● Exercise requirements
Which lines below mention "kell"? Pick each one out.

►

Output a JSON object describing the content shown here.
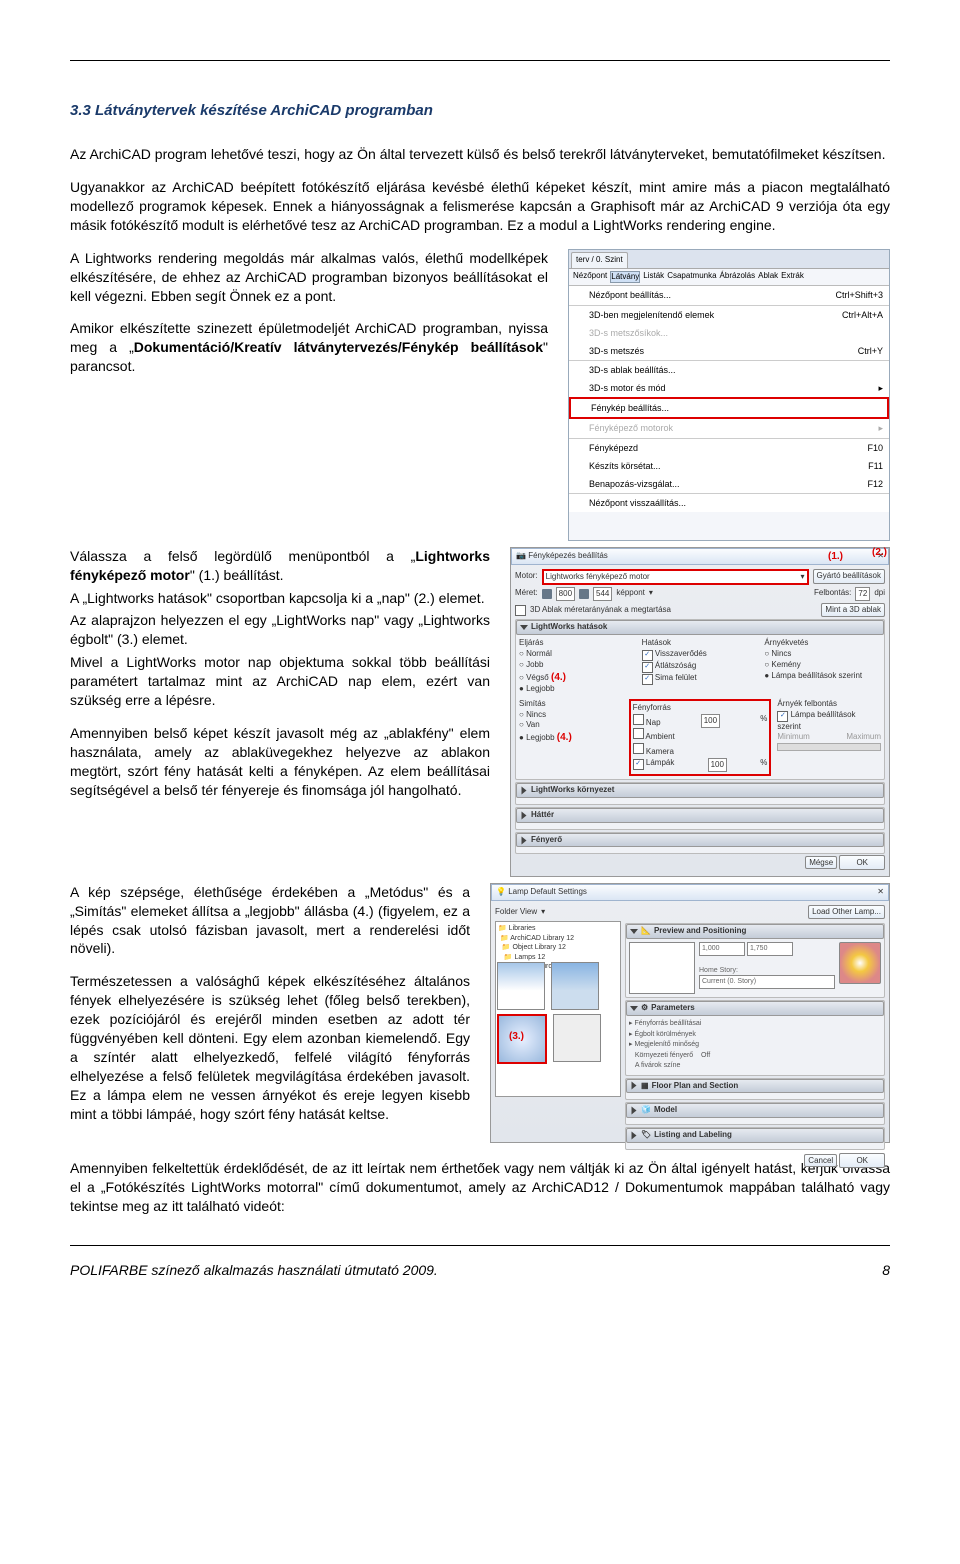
{
  "heading": "3.3 Látványtervek készítése ArchiCAD programban",
  "paragraphs": {
    "p1": "Az ArchiCAD program lehetővé teszi, hogy az Ön által tervezett külső és belső terekről látványterveket, bemutatófilmeket készítsen.",
    "p2": "Ugyanakkor az ArchiCAD beépített fotókészítő eljárása kevésbé élethű képeket készít, mint amire más a piacon megtalálható modellező programok képesek. Ennek a hiányosságnak a felismerése kapcsán a Graphisoft már az ArchiCAD 9 verziója óta egy másik fotókészítő modult is elérhetővé tesz az ArchiCAD programban. Ez a modul a LightWorks rendering engine.",
    "p3": "A Lightworks rendering megoldás már alkalmas valós, élethű modellképek elkészítésére, de ehhez az ArchiCAD programban bizonyos beállításokat el kell végezni. Ebben segít Önnek ez a pont.",
    "p4a": "Amikor elkészítette szinezett épületmodeljét ArchiCAD programban, nyissa meg a „",
    "p4b": "Dokumentáció/Kreatív látványtervezés/Fénykép beállítások",
    "p4c": "\" parancsot.",
    "p5a": "Válassza a felső legördülő menüpontból a „",
    "p5b": "Lightworks fényképező motor",
    "p5c": "\" (1.) beállítást.",
    "p6": "A „Lightworks hatások\" csoportban kapcsolja ki a „nap\" (2.) elemet.",
    "p7": "Az alaprajzon helyezzen el egy „LightWorks nap\" vagy „Lightworks égbolt\" (3.) elemet.",
    "p8": "Mivel a LightWorks motor nap objektuma sokkal több beállítási paramétert tartalmaz mint az ArchiCAD nap elem, ezért van szükség erre a lépésre.",
    "p9": "Amennyiben belső képet készít javasolt még az „ablakfény\" elem használata, amely az ablaküvegekhez helyezve az ablakon megtört, szórt fény hatását kelti a fényképen. Az elem beállításai segítségével a belső tér fényereje és finomsága jól hangolható.",
    "p10": "A kép szépsége, élethűsége érdekében a „Metódus\" és a „Simítás\" elemeket állítsa a „legjobb\" állásba (4.) (figyelem, ez a lépés csak utolsó fázisban javasolt, mert a renderelési időt növeli).",
    "p11": "Természetessen a valósághű képek elkészítéséhez általános fények elhelyezésére is szükség lehet (főleg belső terekben), ezek pozíciójáról és erejéről minden esetben az adott tér függvényében kell dönteni. Egy elem azonban kiemelendő. Egy a színtér alatt elhelyezkedő, felfelé világító fényforrás elhelyezése a felső felületek megvilágítása érdekében javasolt. Ez a lámpa elem ne vessen árnyékot és ereje legyen kisebb mint a többi lámpáé, hogy szórt fény hatását keltse.",
    "p12": "Amennyiben felkeltettük érdeklődését, de az itt leírtak nem érthetőek vagy nem váltják ki az Ön által igényelt hatást, kérjük olvassa el a „Fotókészítés LightWorks motorral\" című dokumentumot, amely az ArchiCAD12 / Dokumentumok mappában található vagy tekintse meg az itt található videót:"
  },
  "menu_panel": {
    "tabs": [
      "terv / 0. Szint"
    ],
    "header_tabs": [
      "Nézőpont",
      "Látvány",
      "Listák",
      "Csapatmunka",
      "Ábrázolás",
      "Ablak",
      "Extrák"
    ],
    "items": [
      {
        "label": "Nézőpont beállítás...",
        "shortcut": "Ctrl+Shift+3"
      },
      {
        "label": "3D-ben megjelenítendő elemek",
        "shortcut": "Ctrl+Alt+A"
      },
      {
        "label": "3D-s metszősíkok...",
        "shortcut": ""
      },
      {
        "label": "3D-s metszés",
        "shortcut": "Ctrl+Y"
      },
      {
        "label": "3D-s ablak beállítás...",
        "shortcut": ""
      },
      {
        "label": "3D-s motor és mód",
        "shortcut": "▸"
      },
      {
        "label": "Fénykép beállítás...",
        "shortcut": "",
        "hl": true
      },
      {
        "label": "Fényképező motorok",
        "shortcut": "▸"
      },
      {
        "label": "Fényképezd",
        "shortcut": "F10"
      },
      {
        "label": "Készíts körsétat...",
        "shortcut": "F11"
      },
      {
        "label": "Benapozás-vizsgálat...",
        "shortcut": "F12"
      },
      {
        "label": "Nézőpont visszaállítás...",
        "shortcut": ""
      }
    ]
  },
  "dialog2": {
    "title": "Fényképezés beállítás",
    "motor_label": "Motor:",
    "motor_value": "Lightworks fényképező motor",
    "gyarto": "Gyártó beállítások",
    "meret": "Méret:",
    "w": "800",
    "h": "544",
    "unit": "képpont",
    "felbontas": "Felbontás:",
    "dpi": "72",
    "dpi_unit": "dpi",
    "chk1": "3D Ablak méretarányának a megtartása",
    "mint": "Mint a 3D ablak",
    "group_hatások": "LightWorks hatások",
    "eljaras": "Eljárás",
    "hatások": "Hatások",
    "arnyekvetés": "Árnyékvetés",
    "proc": [
      "Normál",
      "Jobb",
      "Végső",
      "Legjobb"
    ],
    "hat": [
      "Visszaverődés",
      "Átlátszóság",
      "Sima felület"
    ],
    "arny": [
      "Nincs",
      "Kemény",
      "Lámpa beállítások szerint"
    ],
    "fenyforras": "Fényforrás",
    "arnyfel": "Árnyék felbontás",
    "nap": "Nap",
    "ff": [
      "Nincs",
      "Van",
      "Legjobb"
    ],
    "kamera": "Kamera",
    "lampak": "Lámpák",
    "minimum": "Minimum",
    "maximum": "Maximum",
    "group_korny": "LightWorks környezet",
    "hatter": "Háttér",
    "fenyero": "Fényerő",
    "megse": "Mégse",
    "ok": "OK",
    "labels": {
      "l1": "(1.)",
      "l2": "(2.)",
      "l4a": "(4.)",
      "l4b": "(4.)"
    }
  },
  "dialog3": {
    "title": "Lamp Default Settings",
    "folder": "Folder View",
    "load": "Load Other Lamp...",
    "lib": "Libraries",
    "preview": "Preview and Positioning",
    "label3": "(3.)",
    "params": "Parameters",
    "groups": [
      "Floor Plan and Section",
      "Model",
      "Listing and Labeling"
    ],
    "cancel": "Cancel",
    "ok": "OK"
  },
  "footer": {
    "left": "POLIFARBE színező alkalmazás használati útmutató 2009.",
    "right": "8"
  }
}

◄

● Answer box
    "p3": "A Lightworks rendering megoldás már alkalmas valós, élethű modellképek elkészítésére, de ehhez az ArchiCAD programban bizonyos beállításokat el kell végezni. Ebben segít Önnek ez a pont.",
    "p11": "Természetessen a valósághű képek elkészítéséhez általános fények elhelyezésére is szükség lehet (főleg belső terekben), ezek pozíciójáról és erejéről minden esetben az adott tér függvényében kell dönteni. Egy elem azonban kiemelendő. Egy a színtér alatt elhelyezkedő, felfelé világító fényforrás elhelyezése a felső felületek megvilágítása érdekében javasolt. Ez a lámpa elem ne vessen árnyékot és ereje legyen kisebb mint a többi lámpáé, hogy szórt fény hatását keltse.",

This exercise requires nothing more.